One of Swan's sources, who claimed to have spoken with the President, said he complained specifically about Pence.
They said an ad from the anti-Trump group The Lincoln Project, which characterises Pence as "backing away" from his boss, had "got inside Trump's head".
"The end is coming, Donald. Even Mike Pence knows. He's backing away from your trainwreck. From your desperate lies and clown lawyers," the narrator says.
"When Mike Pence is running away from you, you know it's over. Trying to save his reputation. Protect his future.
"There's one last thing Donald. On January 6, Mike Pence will put the nail in your political coffin when he presides over the Senate vote to prove Joe Biden won. It's over, and Mike Pence knows it."
This is pretty typical stuff from The Lincoln Project, whose ads often seem to exist for no other reason than to troll the President.
Pence has certainly been quiet since the election, and he has refrained from taking part in Trump's attempts to overturn the result. That said, he hasn't contradicted Trump's claims about voter fraud either.
Back to Axios' report. According to Swan's sources, Trump believes Pence is "not fighting hard enough for him", and the Vice President's role on January 6 has started to "loom large" in his mind.
"Trump would view Pence performing his constitutional duty and validating the election result as the ultimate betrayal."
Trump met with a group of his most supportive congressional Republicans at the White House last night, including Mo Brooks, Matt Gaetz, Jim Jordan and Louie Gohmert.
Meadows, the White House Chief of Staff, confirmed on Twitter that the meeting had occurred.

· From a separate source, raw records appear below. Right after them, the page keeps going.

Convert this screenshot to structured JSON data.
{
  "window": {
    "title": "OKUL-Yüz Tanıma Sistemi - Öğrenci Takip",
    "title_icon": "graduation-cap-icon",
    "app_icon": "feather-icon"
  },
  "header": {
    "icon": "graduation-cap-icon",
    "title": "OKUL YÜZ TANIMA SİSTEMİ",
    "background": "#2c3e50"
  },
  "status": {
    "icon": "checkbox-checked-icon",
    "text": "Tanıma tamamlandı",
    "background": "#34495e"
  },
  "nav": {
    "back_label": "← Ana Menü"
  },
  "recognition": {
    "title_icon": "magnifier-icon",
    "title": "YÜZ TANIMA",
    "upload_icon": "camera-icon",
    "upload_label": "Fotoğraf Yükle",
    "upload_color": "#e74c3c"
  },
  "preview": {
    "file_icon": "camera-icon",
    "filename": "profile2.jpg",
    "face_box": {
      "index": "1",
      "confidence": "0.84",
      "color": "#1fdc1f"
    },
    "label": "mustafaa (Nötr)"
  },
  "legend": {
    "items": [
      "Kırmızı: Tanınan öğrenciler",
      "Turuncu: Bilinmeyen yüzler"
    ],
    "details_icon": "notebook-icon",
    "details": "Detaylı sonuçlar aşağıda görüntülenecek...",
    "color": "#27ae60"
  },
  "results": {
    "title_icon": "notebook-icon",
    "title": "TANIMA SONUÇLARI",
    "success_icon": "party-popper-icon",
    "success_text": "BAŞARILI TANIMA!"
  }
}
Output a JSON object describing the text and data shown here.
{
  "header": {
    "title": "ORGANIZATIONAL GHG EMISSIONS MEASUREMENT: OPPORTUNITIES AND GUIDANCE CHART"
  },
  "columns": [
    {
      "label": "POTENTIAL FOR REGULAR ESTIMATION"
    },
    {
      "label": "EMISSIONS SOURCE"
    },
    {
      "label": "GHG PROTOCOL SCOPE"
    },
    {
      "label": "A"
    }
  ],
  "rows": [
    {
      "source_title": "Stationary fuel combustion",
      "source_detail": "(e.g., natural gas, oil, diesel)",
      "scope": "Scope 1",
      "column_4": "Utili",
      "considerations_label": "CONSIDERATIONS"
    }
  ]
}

They discussed plans to raise objections during the joint session, in an effort to throw out the slates of electors from some key states and replace them with alternative, pro-Trump electors.
"We think we're going to actually be able to contest this, as you say, with at least one objection from the House. We'll have dozens of objectors in the House. And then at least one in the Senate, and we think we'll have more than that," Congressman Andy Biggs, who was also at the meeting, told Fox Business.
Any objection has to be made in writing by at least one person from each chamber of Congress. Then the joint session is put into recess, giving the House and the Senate a chance to debate the objection separately.
After that, the two chambers hold separate votes on whether to accept the objection. To get a state's results chucked out, both chambers must vote yes.
Hence the hopelessness of the situation for Trump. The Democrats control a majority in the House, and are never going to vote to invalidate Biden's victory.
On top of that, the Republican Senate majority is 52-48, and it is already clear that enough Republicans would vote against an objection to deny it.
"It's just not going anywhere," Majority Whip John Thune told reporters yesterday.
"In the Senate, it would go down like a shot dog. And I just don't think it makes a lot of sense to put everybody through this when you know what the ultimate outcome is going to be."
It's unclear what Trump expects his Vice President to do in this situation.
Pence does not have the power to unilaterally rule that the electoral college vote is invalid. He is bound by the process – and the process is going to end with Trump's objections being defeated.